a(38). Warren House, on border of Warren Spinney, 1,000 yards N.E. of the church was built probably as a 'standing' and largely with re-used 16th- and early 17th-century material probably brought from the old Castle late in the 17th century. It is a small square building of brick and stone with a projecting rectangular porch in the middle of the S.W. front and later additions at the back. The S.W. or front elevation has a brick plinth and a stone frieze and moulded cornice with a stone parapet above with a moulded coping surmounted in the middle by a gable. The porch has a moulded stone cornice and parapet formed of re-used window-sills and a round-headed entrance-doorway with moulded brick imposts and label. On the first floor is a central round-headed window with moulded stone jambs and archivolt and square blocks at the springing; the archivolt is returned across the whole front of the building as a moulded string course below the frieze; the central window is flanked on either side by a two-light window with moulded stone jambs, head and mullions; both side windows are now blocked. In the middle of the parapet is a blocked two-light window of similar detail to the side windows on the first floor. The N.W. elevation is gabled and has a fragmentary brick plinth and a projecting chimney-stack with splayed offsets and an L-shaped shaft; on either side of the stack the wall is covered with modern plaster. The S.E. elevation is gabled and covered with modern plaster and the back elevation is hidden by modern additions. The inner door to the porch is of nail-studded battens.

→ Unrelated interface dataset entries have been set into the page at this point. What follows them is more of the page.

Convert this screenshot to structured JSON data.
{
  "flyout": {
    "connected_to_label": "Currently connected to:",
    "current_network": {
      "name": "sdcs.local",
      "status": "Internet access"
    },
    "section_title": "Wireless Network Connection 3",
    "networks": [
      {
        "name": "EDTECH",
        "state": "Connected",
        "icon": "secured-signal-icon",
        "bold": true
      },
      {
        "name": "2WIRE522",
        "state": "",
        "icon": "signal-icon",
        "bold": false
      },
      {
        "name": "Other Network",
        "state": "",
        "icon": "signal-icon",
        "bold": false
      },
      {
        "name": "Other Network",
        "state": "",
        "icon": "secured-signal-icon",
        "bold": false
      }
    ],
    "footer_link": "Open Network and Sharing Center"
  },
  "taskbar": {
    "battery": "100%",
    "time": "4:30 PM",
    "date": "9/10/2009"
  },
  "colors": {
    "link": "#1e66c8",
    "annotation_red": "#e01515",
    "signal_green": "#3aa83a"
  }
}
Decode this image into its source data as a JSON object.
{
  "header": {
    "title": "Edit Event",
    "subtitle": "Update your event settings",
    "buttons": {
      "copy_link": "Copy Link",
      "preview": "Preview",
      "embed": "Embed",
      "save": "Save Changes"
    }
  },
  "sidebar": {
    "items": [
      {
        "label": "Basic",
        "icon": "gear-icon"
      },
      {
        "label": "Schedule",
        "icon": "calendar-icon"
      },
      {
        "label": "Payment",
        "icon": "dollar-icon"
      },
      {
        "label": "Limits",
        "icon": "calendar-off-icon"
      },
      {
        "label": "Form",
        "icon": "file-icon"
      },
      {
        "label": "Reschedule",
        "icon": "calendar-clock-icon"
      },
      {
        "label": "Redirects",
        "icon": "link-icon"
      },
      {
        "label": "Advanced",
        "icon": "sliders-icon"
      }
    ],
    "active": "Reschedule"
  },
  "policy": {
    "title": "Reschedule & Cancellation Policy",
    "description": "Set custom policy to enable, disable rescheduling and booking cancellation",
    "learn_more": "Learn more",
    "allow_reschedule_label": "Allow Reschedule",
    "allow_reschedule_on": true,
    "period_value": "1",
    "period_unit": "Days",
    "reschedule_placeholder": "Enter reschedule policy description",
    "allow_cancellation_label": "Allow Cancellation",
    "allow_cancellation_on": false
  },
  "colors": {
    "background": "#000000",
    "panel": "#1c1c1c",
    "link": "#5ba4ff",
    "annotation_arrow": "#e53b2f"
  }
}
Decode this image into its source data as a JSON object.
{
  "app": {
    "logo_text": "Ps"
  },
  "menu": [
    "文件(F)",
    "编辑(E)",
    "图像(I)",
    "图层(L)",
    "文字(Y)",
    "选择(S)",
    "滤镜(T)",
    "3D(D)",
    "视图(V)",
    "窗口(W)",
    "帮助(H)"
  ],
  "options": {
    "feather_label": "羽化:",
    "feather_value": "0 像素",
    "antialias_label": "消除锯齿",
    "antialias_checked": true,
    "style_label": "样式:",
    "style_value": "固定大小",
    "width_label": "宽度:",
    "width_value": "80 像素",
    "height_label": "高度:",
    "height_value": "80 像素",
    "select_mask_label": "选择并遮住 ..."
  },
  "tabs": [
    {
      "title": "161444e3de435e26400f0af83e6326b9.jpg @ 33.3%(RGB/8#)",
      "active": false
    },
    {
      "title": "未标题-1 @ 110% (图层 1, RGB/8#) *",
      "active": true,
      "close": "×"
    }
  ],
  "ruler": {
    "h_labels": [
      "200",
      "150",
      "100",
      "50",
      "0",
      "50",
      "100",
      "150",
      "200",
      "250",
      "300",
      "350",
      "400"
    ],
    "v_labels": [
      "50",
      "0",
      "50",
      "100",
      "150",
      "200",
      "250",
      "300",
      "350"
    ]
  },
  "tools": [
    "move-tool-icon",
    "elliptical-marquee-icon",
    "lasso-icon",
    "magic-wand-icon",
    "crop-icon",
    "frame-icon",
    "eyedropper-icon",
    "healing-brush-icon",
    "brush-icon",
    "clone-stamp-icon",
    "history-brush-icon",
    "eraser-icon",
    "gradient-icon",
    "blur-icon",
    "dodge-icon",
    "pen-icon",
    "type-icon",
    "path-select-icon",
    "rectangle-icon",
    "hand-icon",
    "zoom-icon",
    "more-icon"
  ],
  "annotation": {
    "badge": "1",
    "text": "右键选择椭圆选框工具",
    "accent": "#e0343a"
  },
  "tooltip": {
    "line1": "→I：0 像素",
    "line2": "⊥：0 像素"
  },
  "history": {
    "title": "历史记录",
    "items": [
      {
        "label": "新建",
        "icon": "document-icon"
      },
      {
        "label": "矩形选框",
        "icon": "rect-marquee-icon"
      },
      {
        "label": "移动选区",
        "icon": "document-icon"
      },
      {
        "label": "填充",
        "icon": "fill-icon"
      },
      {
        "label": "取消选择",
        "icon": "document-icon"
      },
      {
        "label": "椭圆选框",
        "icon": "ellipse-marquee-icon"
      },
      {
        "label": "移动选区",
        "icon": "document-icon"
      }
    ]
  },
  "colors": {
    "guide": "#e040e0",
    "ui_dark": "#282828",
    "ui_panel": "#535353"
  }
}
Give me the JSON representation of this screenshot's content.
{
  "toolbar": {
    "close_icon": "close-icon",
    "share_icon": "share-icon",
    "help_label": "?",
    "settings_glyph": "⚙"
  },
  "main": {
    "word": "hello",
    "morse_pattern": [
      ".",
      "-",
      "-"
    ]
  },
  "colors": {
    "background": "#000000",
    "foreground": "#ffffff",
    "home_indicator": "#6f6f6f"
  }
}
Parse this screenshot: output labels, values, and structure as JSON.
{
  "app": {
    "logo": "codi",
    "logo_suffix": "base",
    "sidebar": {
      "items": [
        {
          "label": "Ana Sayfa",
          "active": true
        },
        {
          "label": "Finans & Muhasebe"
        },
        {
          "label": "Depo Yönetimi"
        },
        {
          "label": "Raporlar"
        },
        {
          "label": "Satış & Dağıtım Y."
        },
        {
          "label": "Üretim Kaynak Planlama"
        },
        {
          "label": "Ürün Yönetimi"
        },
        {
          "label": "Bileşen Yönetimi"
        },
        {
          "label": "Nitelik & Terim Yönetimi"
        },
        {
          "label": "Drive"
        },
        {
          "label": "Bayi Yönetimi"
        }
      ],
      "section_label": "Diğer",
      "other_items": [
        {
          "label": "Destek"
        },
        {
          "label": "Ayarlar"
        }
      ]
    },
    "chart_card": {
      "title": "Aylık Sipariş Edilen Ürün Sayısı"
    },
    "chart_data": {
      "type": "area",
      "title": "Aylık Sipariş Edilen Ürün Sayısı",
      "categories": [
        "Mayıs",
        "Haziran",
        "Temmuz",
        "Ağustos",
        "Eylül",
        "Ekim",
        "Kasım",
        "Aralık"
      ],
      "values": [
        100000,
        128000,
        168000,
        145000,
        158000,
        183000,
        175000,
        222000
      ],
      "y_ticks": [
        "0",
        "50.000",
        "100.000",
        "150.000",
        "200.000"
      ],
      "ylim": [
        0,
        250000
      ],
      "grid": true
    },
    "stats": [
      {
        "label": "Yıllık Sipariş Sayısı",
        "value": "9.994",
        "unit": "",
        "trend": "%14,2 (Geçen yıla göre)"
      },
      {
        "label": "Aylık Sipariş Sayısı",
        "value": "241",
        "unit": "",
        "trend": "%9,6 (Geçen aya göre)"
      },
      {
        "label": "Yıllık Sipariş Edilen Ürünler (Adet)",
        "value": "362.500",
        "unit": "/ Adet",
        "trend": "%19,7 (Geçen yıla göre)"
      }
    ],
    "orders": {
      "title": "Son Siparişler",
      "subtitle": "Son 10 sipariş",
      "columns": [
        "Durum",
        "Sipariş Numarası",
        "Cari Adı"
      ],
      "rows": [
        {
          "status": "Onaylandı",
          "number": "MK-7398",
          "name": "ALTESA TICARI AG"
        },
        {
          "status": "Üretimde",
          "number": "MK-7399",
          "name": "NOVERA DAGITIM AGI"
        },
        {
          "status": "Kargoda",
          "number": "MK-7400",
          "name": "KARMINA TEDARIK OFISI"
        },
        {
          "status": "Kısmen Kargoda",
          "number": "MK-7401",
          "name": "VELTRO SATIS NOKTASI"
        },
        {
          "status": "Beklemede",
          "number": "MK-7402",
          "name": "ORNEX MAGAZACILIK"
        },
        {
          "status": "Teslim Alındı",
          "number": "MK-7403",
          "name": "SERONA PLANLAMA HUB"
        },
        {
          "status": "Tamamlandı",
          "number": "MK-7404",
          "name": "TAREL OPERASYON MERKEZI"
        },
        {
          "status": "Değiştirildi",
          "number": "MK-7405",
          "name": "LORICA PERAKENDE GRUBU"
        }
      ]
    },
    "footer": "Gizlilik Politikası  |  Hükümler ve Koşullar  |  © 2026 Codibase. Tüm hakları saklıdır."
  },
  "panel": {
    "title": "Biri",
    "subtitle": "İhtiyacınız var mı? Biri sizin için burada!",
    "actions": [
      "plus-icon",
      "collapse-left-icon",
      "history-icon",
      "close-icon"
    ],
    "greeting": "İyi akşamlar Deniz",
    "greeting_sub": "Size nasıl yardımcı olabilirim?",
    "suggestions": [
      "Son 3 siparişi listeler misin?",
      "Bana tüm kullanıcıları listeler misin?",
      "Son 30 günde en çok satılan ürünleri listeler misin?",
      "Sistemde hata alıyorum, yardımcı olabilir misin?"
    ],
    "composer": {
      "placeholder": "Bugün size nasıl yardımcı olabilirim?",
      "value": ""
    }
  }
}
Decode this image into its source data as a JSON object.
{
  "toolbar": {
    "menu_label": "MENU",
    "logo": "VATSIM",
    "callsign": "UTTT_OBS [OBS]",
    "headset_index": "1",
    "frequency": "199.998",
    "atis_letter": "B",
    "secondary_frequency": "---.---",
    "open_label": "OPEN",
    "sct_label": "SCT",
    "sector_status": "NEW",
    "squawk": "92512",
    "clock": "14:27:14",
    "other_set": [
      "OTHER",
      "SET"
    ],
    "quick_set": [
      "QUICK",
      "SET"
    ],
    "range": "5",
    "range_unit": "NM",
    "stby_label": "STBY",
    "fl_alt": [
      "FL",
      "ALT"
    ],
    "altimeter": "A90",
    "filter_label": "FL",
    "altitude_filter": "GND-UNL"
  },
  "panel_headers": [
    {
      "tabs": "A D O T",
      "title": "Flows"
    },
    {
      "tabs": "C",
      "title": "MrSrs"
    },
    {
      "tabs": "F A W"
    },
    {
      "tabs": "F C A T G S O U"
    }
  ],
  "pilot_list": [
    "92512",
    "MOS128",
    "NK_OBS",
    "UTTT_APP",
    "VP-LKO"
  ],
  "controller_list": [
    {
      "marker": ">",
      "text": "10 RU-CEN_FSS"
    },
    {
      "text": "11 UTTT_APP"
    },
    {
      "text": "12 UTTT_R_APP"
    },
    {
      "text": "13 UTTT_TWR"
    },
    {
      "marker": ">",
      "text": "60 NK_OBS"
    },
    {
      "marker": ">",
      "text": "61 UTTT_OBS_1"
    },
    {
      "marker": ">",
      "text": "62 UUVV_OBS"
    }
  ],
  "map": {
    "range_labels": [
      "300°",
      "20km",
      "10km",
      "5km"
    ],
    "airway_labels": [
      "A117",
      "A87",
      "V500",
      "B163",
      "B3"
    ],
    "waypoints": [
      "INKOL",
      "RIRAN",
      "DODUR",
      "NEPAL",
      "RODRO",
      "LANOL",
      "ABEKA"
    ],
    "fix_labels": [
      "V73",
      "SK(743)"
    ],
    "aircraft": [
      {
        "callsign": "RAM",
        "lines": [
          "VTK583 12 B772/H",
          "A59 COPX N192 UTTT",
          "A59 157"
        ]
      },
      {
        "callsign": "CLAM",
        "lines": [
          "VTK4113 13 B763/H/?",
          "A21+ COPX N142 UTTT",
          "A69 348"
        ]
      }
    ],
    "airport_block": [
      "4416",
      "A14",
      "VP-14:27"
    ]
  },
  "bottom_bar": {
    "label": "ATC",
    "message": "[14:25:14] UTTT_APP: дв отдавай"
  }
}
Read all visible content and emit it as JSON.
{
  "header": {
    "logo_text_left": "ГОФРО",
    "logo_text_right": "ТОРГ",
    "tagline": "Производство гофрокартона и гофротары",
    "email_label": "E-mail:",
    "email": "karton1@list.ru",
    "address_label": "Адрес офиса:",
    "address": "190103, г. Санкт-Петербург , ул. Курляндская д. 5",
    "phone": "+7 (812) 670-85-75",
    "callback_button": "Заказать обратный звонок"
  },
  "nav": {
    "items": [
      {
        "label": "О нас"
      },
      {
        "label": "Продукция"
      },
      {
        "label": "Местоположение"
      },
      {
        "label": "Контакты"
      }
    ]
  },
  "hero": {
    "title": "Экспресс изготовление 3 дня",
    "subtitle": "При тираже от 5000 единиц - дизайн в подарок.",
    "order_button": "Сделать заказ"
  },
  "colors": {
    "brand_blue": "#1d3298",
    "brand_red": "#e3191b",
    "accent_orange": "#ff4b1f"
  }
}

a(39). House (Plate 71), at Wornditch, 1 m. N.W. of the church is of stone, brick and plastered timber-framing. It is built on an L-shaped plan with the wings extending towards the N. and E. and is probably of 16th-century origin but almost entirely re-built in the first half of the 17th century. The N. front has been refaced with modern brick and the S. front is covered with modern rough-cast. The gabled E. wall of the E. wing is of ashlar and is surmounted by a rectangular brick chimney-stack with three conjoined square shafts set diagonally. The central chimney-stack to the N. wing is similar but with two shafts. Inside the building some of the timber-construction is exposed and some 17th-century panelling remains.